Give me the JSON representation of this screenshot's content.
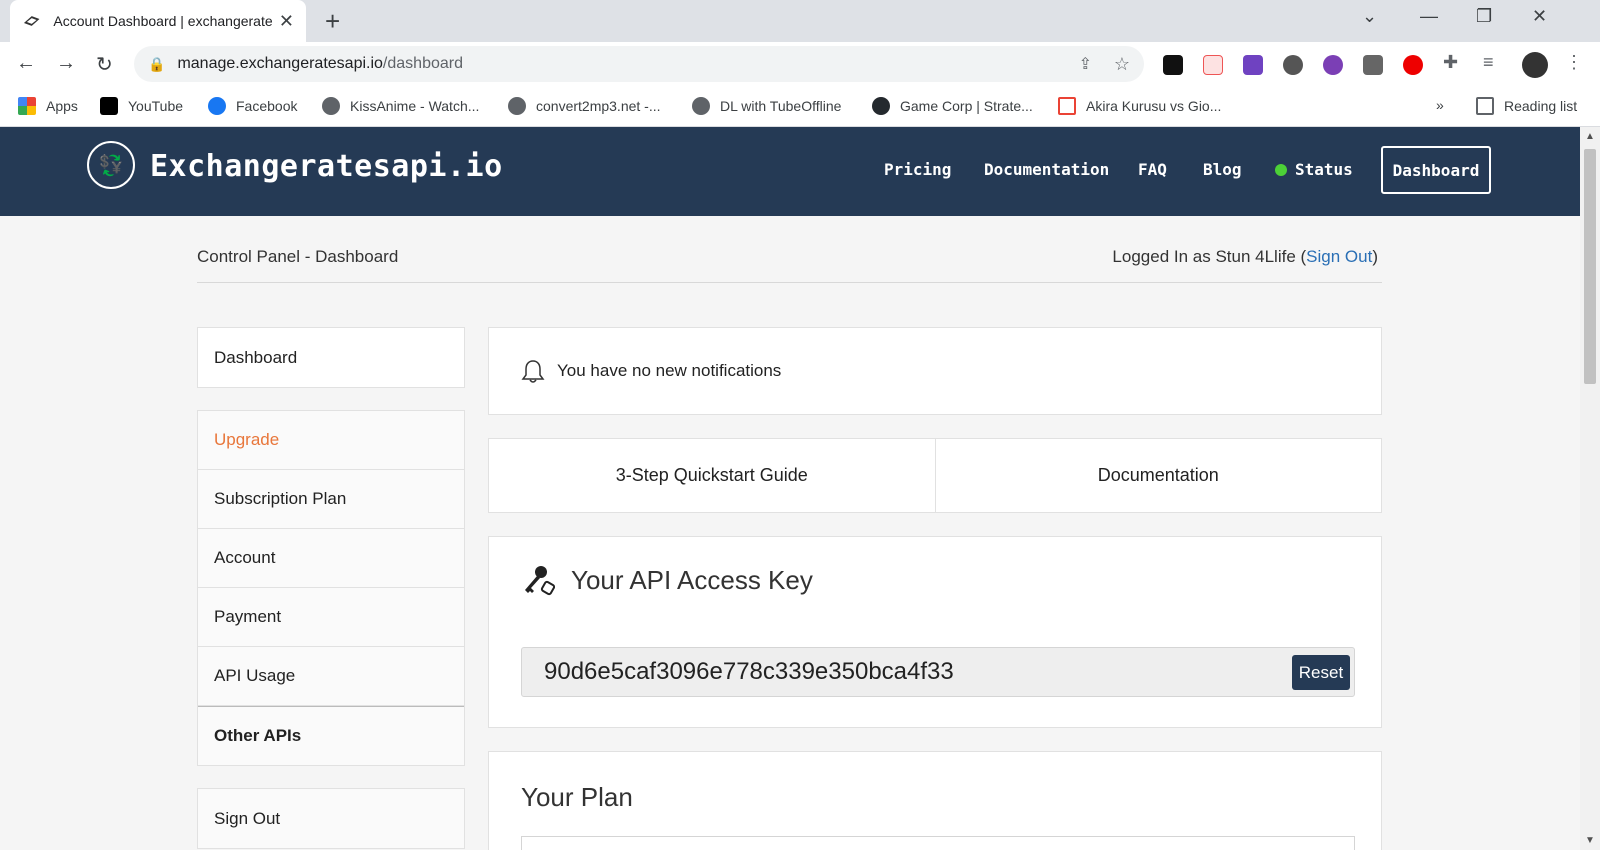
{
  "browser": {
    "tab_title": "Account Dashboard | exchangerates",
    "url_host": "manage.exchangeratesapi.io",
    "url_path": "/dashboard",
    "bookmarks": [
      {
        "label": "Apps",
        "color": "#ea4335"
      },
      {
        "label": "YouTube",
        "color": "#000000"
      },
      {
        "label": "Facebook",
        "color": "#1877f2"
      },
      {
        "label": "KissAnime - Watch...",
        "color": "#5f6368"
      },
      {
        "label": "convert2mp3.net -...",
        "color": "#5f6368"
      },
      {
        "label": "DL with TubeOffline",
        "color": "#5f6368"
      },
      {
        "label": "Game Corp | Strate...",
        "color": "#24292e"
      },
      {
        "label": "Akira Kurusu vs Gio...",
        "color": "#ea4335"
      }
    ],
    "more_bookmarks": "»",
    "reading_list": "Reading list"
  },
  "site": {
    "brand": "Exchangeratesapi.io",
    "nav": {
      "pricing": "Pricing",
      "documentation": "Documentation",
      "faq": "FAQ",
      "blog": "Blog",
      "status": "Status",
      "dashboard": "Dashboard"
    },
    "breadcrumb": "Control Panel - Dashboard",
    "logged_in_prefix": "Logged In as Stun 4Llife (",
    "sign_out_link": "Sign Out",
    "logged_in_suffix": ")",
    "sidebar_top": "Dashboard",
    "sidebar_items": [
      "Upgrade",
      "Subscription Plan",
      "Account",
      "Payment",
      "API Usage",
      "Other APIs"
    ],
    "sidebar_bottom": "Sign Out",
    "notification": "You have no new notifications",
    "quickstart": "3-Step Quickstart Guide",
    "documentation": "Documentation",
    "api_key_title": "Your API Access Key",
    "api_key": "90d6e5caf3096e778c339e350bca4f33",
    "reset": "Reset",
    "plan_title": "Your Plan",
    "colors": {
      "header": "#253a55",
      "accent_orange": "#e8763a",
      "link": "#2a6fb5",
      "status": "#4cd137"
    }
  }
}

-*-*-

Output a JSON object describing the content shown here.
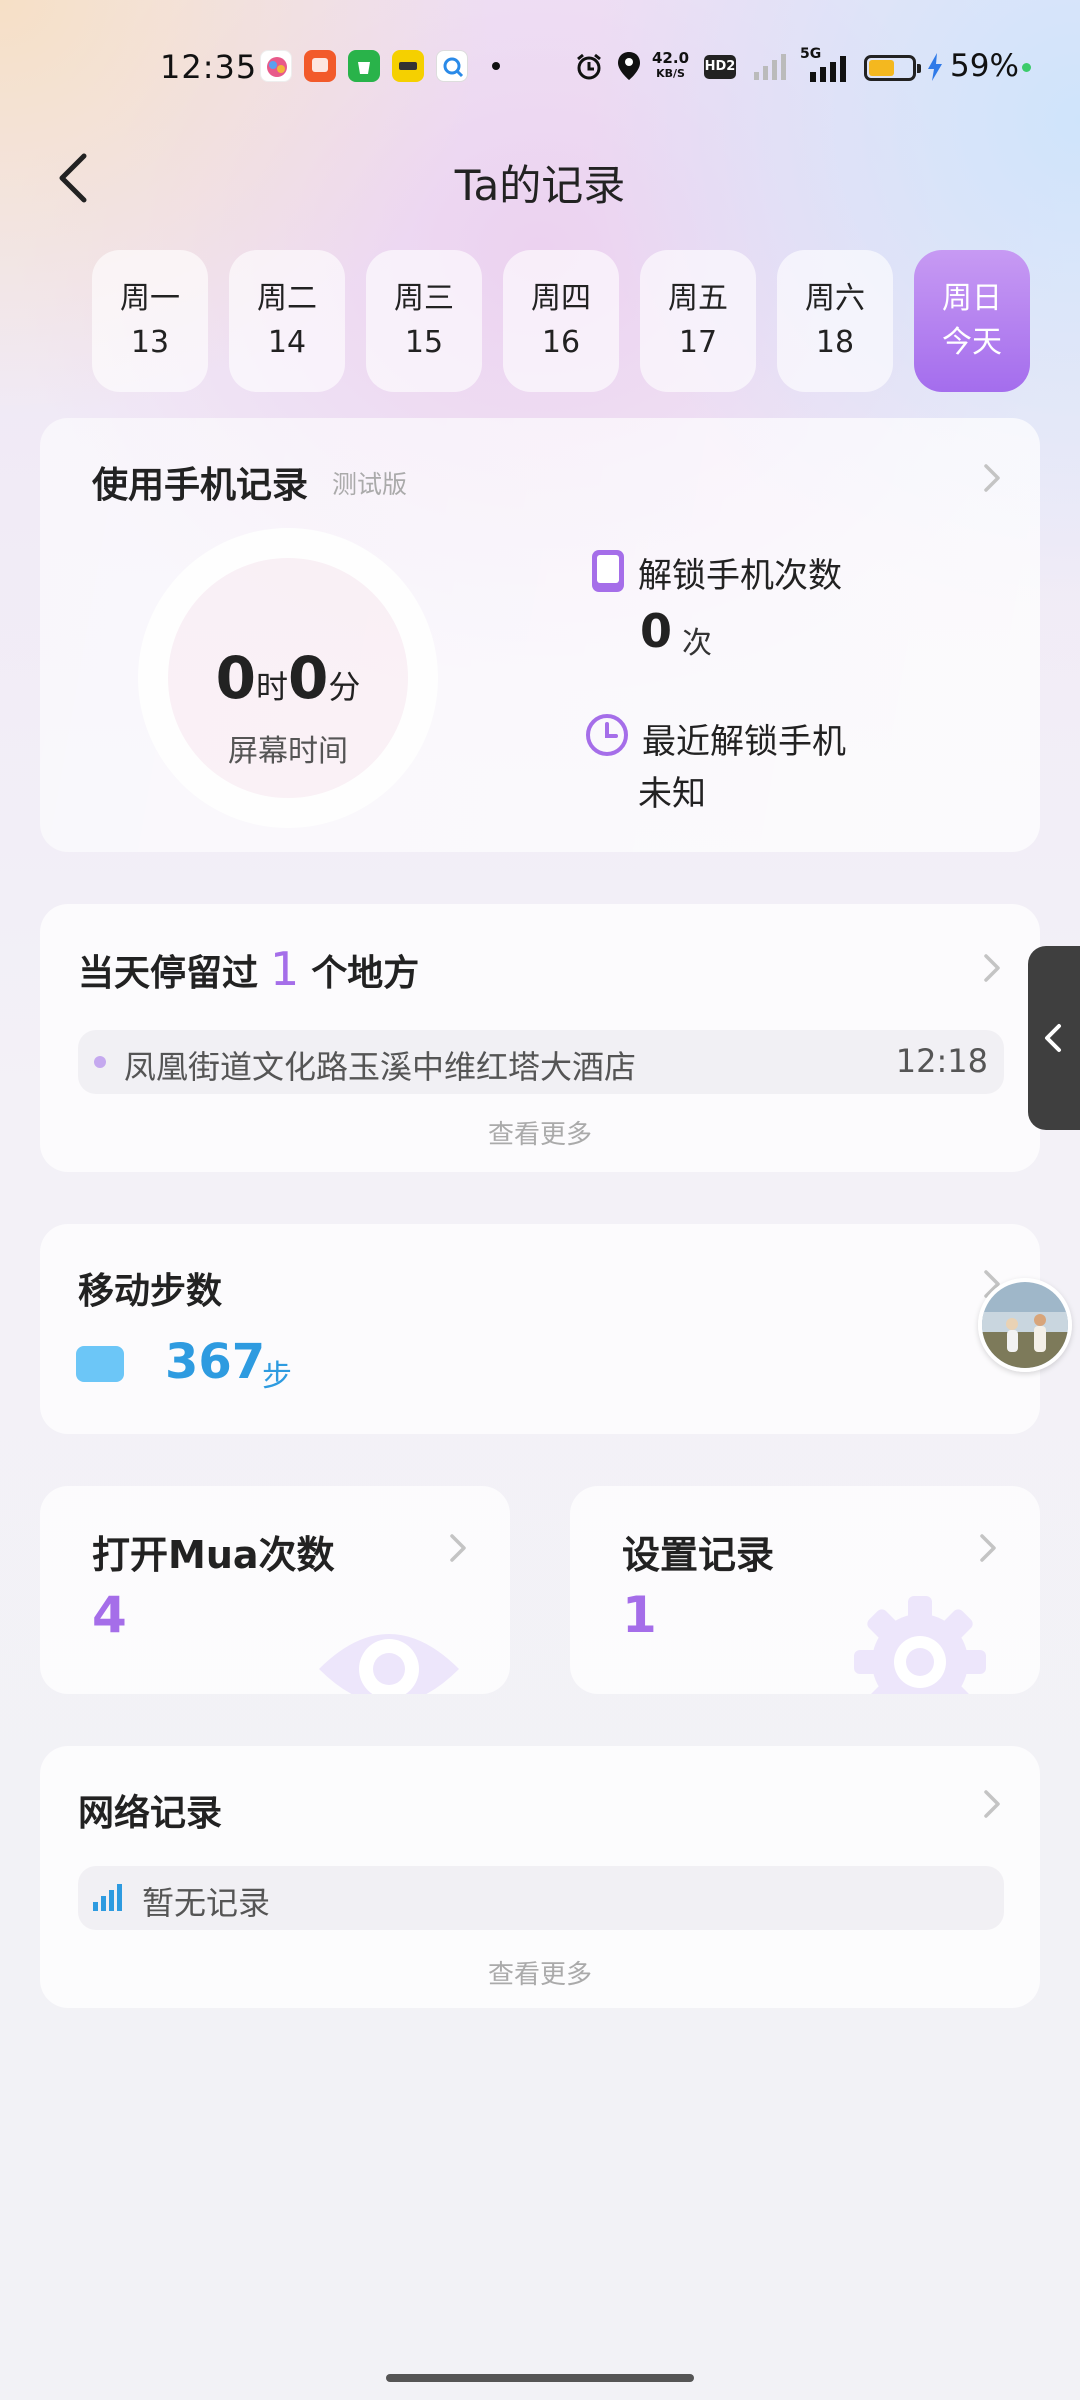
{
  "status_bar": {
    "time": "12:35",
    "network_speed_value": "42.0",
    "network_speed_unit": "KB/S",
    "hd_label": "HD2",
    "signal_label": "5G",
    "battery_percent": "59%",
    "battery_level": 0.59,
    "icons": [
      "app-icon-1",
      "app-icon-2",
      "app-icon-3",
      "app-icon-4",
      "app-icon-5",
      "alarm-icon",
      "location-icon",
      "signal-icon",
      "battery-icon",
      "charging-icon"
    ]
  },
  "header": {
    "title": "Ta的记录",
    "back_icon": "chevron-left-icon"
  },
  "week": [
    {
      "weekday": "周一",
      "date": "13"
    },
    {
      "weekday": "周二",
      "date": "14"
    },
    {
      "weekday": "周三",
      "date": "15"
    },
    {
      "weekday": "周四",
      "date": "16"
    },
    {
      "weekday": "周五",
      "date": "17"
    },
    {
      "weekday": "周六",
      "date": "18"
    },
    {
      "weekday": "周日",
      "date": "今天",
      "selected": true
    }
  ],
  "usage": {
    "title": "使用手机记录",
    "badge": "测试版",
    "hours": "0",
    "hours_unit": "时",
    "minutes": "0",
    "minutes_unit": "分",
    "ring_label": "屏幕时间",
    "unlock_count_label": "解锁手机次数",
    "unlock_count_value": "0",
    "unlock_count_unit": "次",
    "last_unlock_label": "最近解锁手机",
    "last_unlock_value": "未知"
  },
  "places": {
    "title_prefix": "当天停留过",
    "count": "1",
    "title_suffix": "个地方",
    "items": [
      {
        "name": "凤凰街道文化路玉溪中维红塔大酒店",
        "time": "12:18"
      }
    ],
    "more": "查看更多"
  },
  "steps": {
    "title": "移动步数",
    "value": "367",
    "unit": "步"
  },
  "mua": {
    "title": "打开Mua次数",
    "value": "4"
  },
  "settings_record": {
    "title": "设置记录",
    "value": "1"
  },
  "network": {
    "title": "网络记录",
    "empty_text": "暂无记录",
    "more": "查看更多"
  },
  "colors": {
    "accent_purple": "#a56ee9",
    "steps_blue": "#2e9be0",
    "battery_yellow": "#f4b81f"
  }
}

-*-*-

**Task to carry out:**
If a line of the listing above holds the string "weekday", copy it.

**Answer:**
      "weekday": "周一",
      "weekday": "周二",
      "weekday": "周三",
      "weekday": "周四",
      "weekday": "周五",
      "weekday": "周六",
      "weekday": "周日",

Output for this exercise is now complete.